In this study, Jing Yang et al. took a proteome-centric approach to explore cell division asymmetry and its connection to lifespan asymmetry in budding yeast. They found that mother-enriched proteins tend to accumulate in mother cells over time using an active sorting mechanism, a process that has been linked to aging in these cells. Mother cells age because they retain damaged, or lifespan-limiting, proteins, so that their daughters start out with a younger, ‘reset’ physiology. These observations provide a consistent picture of how asymmetric dividing of the proteome influences lifespan asymmetry, and serve as a starting point for generating new hypotheses on the mechanism of asymmetry and aging.
Studying why and how these aging-related traits happen in yeast may provide interesting avenues of future research in higher organisms. Observations from this study support the general notion that mother cells retain aging factors to themselves, enabling their daughters to rejuvenate. However, a global view of the identities of asymmetrically partitioned aging factors and the mechanism through which they influence lifespan is still lacking. Clearly, there is still more to be gained from yeast for understanding human aging, what causes it, and how it can be delayed.
Our work at the Orentreich Foundation for the Advancement of Science has proven that methionine restriction (MR) extends lifespan and has many beneficial effects on various systems in animal models. Rodent MR models have shown improved cardiovascular function, bone development, insulin sensitivity, stress tolerance, and glucose metabolism, as well as a reduction in body mass and cancer development. Some of these effects have also been documented in invertebrate organisms, such as yeast, nematodes, and fruit flies.

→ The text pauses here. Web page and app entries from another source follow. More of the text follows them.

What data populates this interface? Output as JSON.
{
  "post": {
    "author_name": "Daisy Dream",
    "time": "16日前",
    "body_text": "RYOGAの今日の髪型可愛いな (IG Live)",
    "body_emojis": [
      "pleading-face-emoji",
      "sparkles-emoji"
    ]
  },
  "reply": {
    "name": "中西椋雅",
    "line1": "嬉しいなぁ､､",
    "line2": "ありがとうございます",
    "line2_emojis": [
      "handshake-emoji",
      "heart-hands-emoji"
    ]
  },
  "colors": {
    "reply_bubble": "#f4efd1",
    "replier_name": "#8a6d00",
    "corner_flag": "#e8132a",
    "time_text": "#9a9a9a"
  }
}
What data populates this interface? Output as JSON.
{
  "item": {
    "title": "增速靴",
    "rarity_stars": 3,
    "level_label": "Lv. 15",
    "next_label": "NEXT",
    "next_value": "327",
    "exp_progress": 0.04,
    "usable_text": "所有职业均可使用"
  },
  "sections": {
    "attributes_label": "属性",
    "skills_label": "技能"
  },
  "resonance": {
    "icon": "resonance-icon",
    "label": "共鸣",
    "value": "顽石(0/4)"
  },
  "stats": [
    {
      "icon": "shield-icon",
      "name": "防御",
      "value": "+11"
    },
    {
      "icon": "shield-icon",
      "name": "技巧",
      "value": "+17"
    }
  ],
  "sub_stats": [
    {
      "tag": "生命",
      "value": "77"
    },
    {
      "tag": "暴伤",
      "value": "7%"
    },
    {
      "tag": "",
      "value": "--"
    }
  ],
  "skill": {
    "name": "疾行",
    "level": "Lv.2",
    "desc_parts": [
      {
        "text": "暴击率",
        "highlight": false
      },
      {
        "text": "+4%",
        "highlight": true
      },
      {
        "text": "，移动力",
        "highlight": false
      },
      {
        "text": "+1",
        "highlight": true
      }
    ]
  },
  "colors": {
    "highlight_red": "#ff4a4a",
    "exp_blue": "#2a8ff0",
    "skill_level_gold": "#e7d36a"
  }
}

In order for these effects to translate to humans, it is crucial to have access to the appropriate food sources. Building on their previous research, Associate Science Director Gene Ables and Senior Scientist Jay Johnson utilized information from the US National Nutrient Database to compile a list of various food sources that contain methionine content in order to give individuals an idea of what foods are best for a low-methionine diet. It was revealed that food sources for beef contained the highest content of methionine, followed by other animal-based sources such as poultry, fish, and dairy, whereas food like nuts, vegetables, cereals, and fruit contained less methionine. According to the data found, in order to achieve MR, a person has to eat more plant-based food and less animal-based food. This supports the idea that a vegan diet, which is naturally low in methionine, could be beneficial to healthspan.